**WHAT YOU SHOULD DO:**
Only a number is expected: how many lines in the data below contain the word "that".

**DATA IN THIS EXERCISE:**
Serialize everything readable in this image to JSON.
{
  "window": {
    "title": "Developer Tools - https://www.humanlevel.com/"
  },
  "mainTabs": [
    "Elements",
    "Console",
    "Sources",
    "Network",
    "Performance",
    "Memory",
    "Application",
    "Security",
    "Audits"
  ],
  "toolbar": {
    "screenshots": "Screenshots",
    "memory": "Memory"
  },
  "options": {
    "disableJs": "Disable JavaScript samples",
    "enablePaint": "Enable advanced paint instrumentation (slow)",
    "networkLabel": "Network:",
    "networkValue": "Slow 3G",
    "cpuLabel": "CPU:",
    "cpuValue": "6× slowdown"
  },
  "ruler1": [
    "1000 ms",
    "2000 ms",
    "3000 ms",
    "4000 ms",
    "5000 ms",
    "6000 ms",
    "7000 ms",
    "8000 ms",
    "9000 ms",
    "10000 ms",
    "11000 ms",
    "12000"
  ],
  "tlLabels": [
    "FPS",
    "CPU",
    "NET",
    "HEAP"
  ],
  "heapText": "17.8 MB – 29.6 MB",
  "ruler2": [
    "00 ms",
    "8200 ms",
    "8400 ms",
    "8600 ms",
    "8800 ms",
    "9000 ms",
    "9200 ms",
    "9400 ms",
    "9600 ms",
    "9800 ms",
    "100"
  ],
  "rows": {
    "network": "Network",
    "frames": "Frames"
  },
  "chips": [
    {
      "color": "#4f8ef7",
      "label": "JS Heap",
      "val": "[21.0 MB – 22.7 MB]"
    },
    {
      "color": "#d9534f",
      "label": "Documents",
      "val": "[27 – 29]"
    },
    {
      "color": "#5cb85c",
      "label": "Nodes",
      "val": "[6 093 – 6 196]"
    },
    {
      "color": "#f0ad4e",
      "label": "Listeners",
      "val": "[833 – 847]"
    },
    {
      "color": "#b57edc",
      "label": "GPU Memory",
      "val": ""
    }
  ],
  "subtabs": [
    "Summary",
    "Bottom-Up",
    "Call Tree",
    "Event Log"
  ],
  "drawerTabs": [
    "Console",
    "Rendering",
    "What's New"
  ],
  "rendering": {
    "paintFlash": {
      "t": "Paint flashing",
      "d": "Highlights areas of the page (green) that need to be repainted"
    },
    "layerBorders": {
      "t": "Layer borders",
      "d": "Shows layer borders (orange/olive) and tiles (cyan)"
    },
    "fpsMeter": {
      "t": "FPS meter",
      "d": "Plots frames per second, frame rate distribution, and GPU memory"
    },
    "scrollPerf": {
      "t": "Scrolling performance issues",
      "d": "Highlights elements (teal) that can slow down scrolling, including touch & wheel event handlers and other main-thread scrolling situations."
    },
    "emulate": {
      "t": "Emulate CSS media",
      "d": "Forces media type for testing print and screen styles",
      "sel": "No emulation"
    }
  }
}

**YOUR RESPONSE:**
2